Entries supplied -
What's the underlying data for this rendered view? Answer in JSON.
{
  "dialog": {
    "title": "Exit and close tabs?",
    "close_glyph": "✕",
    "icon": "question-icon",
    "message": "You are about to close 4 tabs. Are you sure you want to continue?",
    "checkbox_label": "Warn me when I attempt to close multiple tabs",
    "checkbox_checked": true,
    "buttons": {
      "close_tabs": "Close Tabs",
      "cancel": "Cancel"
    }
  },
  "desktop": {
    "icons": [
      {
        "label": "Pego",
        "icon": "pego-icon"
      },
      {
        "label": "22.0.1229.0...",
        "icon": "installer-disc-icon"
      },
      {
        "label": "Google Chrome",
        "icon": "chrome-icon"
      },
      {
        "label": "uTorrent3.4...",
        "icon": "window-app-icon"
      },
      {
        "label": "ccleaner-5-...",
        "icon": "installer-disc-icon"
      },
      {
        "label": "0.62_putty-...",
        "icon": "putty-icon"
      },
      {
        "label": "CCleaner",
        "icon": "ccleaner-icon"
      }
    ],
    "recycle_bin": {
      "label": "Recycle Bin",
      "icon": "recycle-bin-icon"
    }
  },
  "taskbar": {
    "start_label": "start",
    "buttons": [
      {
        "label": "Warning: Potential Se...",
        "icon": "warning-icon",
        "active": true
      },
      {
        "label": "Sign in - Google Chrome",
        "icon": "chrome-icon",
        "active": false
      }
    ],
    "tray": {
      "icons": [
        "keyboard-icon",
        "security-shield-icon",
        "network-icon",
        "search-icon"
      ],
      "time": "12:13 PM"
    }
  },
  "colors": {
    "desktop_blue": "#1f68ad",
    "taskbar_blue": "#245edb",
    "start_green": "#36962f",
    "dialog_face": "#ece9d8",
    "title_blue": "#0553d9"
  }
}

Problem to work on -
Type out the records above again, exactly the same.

Exercise solution -
What's the underlying data for this rendered view? Answer in JSON.
{
  "dialog": {
    "title": "Exit and close tabs?",
    "close_glyph": "✕",
    "icon": "question-icon",
    "message": "You are about to close 4 tabs. Are you sure you want to continue?",
    "checkbox_label": "Warn me when I attempt to close multiple tabs",
    "checkbox_checked": true,
    "buttons": {
      "close_tabs": "Close Tabs",
      "cancel": "Cancel"
    }
  },
  "desktop": {
    "icons": [
      {
        "label": "Pego",
        "icon": "pego-icon"
      },
      {
        "label": "22.0.1229.0...",
        "icon": "installer-disc-icon"
      },
      {
        "label": "Google Chrome",
        "icon": "chrome-icon"
      },
      {
        "label": "uTorrent3.4...",
        "icon": "window-app-icon"
      },
      {
        "label": "ccleaner-5-...",
        "icon": "installer-disc-icon"
      },
      {
        "label": "0.62_putty-...",
        "icon": "putty-icon"
      },
      {
        "label": "CCleaner",
        "icon": "ccleaner-icon"
      }
    ],
    "recycle_bin": {
      "label": "Recycle Bin",
      "icon": "recycle-bin-icon"
    }
  },
  "taskbar": {
    "start_label": "start",
    "buttons": [
      {
        "label": "Warning: Potential Se...",
        "icon": "warning-icon",
        "active": true
      },
      {
        "label": "Sign in - Google Chrome",
        "icon": "chrome-icon",
        "active": false
      }
    ],
    "tray": {
      "icons": [
        "keyboard-icon",
        "security-shield-icon",
        "network-icon",
        "search-icon"
      ],
      "time": "12:13 PM"
    }
  },
  "colors": {
    "desktop_blue": "#1f68ad",
    "taskbar_blue": "#245edb",
    "start_green": "#36962f",
    "dialog_face": "#ece9d8",
    "title_blue": "#0553d9"
  }
}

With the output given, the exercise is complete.